▶ [Web page and app entries]

-*-

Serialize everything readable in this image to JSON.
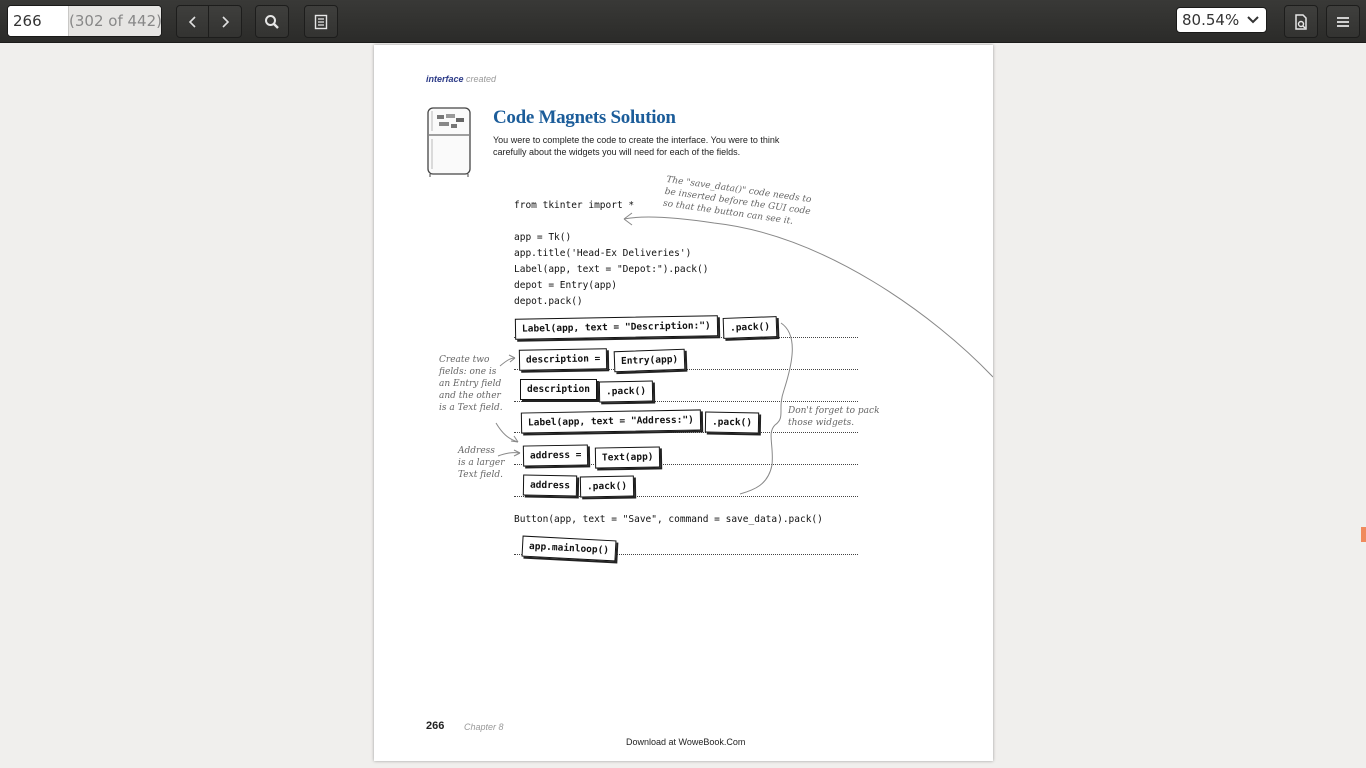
{
  "toolbar": {
    "page_number": "266",
    "page_total": "(302 of 442)",
    "zoom": "80.54%",
    "icons": [
      "chevron-left-icon",
      "chevron-right-icon",
      "search-icon",
      "thumbnails-icon",
      "chevron-down-icon",
      "document-properties-icon",
      "hamburger-menu-icon"
    ]
  },
  "page": {
    "header_bold": "interface",
    "header_rest": "created",
    "title": "Code Magnets Solution",
    "intro": "You were to complete the code to create the interface. You were to think carefully about the widgets you will need for each of the fields.",
    "code": {
      "line1": "from tkinter import *",
      "line2": "app = Tk()",
      "line3": "app.title('Head-Ex Deliveries')",
      "line4": "Label(app, text = \"Depot:\").pack()",
      "line5": "depot = Entry(app)",
      "line6": "depot.pack()",
      "button_line": "Button(app, text = \"Save\", command = save_data).pack()"
    },
    "magnets": {
      "m1": "Label(app, text = \"Description:\")",
      "m2": ".pack()",
      "m3": "description =",
      "m4": "Entry(app)",
      "m5": "description",
      "m6": ".pack()",
      "m7": "Label(app, text = \"Address:\")",
      "m8": ".pack()",
      "m9": "address =",
      "m10": "Text(app)",
      "m11": "address",
      "m12": ".pack()",
      "m13": "app.mainloop()"
    },
    "notes": {
      "save_data": "The \"save_data()\" code needs to\nbe inserted before the GUI code\nso that the button can see it.",
      "two_fields": "Create two\nfields: one is\nan Entry field\nand the other\nis a Text field.",
      "address": "Address\nis a larger\nText field.",
      "pack": "Don't forget to pack\nthose widgets."
    },
    "footer": {
      "page_num": "266",
      "chapter": "Chapter 8",
      "download": "Download at WoweBook.Com"
    }
  },
  "colors": {
    "accent_title": "#1c5d9a",
    "scroll_marker": "#f08a5d"
  }
}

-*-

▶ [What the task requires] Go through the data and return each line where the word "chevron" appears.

▶ [Your solution]
      "chevron-left-icon",
      "chevron-right-icon",
      "chevron-down-icon",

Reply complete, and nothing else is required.